Irrespective of whether you are a freelancing journalist, photographer, writer or a graphic designer, the common parameter that you need to give due importance to is filing your tax return. So, here’s everything a freelancer must know while filing his or her Income Tax Return.
Additional Reading: 5 Income Tax Changes For The Financial Year 2018-19
- Calculate your freelance income:
You should start by calculating all your freelance income for the year, starting from 1st April to 31st March for the assessment year. This should include all the money that you received for your work in the financial year.
Your freelancing income should only include your earnings from your freelance work. Any other income like rental income or interest from a Savings Account should be added as a part of other income heads.
- Deduct your freelance expenses:
All expenses related to your freelance work that you bear in the financial year can be claimed as deductions. These may include your electricity bills, phone bills and any travel expenses that you incurred for your work. If you work from an office, any rentals paid for the office, expenses towards stationery and office material, among other expenses, will come under this category.
Additional Reading: 7 New Things The Income Tax Department Wants To Know About You
- Don’t forget depreciation:
You may purchase assets like mobiles, cameras, computers, laptops or other equipment to furnish your day-to-day work. Since the equipment will generally benefit you for more than one year, you can avail its expense for more than a year. The total expense you incur to purchase your asset will, therefore, be divided over the lifetime of the asset instead of a single, one-time deduction. Keep in mind that you will have to show proof of purchase of all such assets if you want to claim depreciation on your assets.
- Compute your total income:
Take all the calculations above into consideration and derive your final income. This will include your freelance income plus income from other sources minus the expenses and depreciation of assets for work.
- Avail all available deductions:
As a freelancer, you can avail all tax deductions available under Section 80 of the Income Tax Act as available to salaried and self-employed individuals.
TDS for freelancers:
Some of your clients may deduct TDS at 10% on payments made to you for your work. You need to get the details of all such TDS deductions by submitting Form 16A. You can request for a credit of the TDS amount if your final tax dues are below the threshold taxable limit.
Filing your Income Tax Return:
Many freelancers often wonder which ITR form is right for them to file their tax returns. Freelancers need the ITR 4/4S form to file their Income Tax Return. Keep all the receipts of your expenses and payments handy, as they may be needed if the Income Tax department seeks further information.
General tax payers (including women) need not pay any Income Tax if their final computed income after deductions is below Rs. 2.5 lakhs. The tax rate is 5% for income between Rs. 2.5 lakhs to Rs. 5 lakhs, 20% for income between Rs. 5 lakhs and Rs. 10 lakhs and 30% for all income above Rs. 10 lakhs.

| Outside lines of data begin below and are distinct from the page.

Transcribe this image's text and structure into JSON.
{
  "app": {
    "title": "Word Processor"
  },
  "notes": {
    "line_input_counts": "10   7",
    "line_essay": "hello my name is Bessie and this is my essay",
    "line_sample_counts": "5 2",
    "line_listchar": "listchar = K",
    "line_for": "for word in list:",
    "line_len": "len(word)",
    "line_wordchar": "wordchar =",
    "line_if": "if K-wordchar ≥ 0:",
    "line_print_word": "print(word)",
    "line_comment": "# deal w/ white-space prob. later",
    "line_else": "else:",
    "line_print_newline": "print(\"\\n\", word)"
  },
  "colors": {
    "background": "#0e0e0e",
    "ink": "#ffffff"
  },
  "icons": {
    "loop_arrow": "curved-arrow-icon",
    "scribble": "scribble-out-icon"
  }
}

Tax obligations as a freelancer are quite simple provided you keep a regular receipt of all the income, expenditure, investments and other outflow and inflow of funds.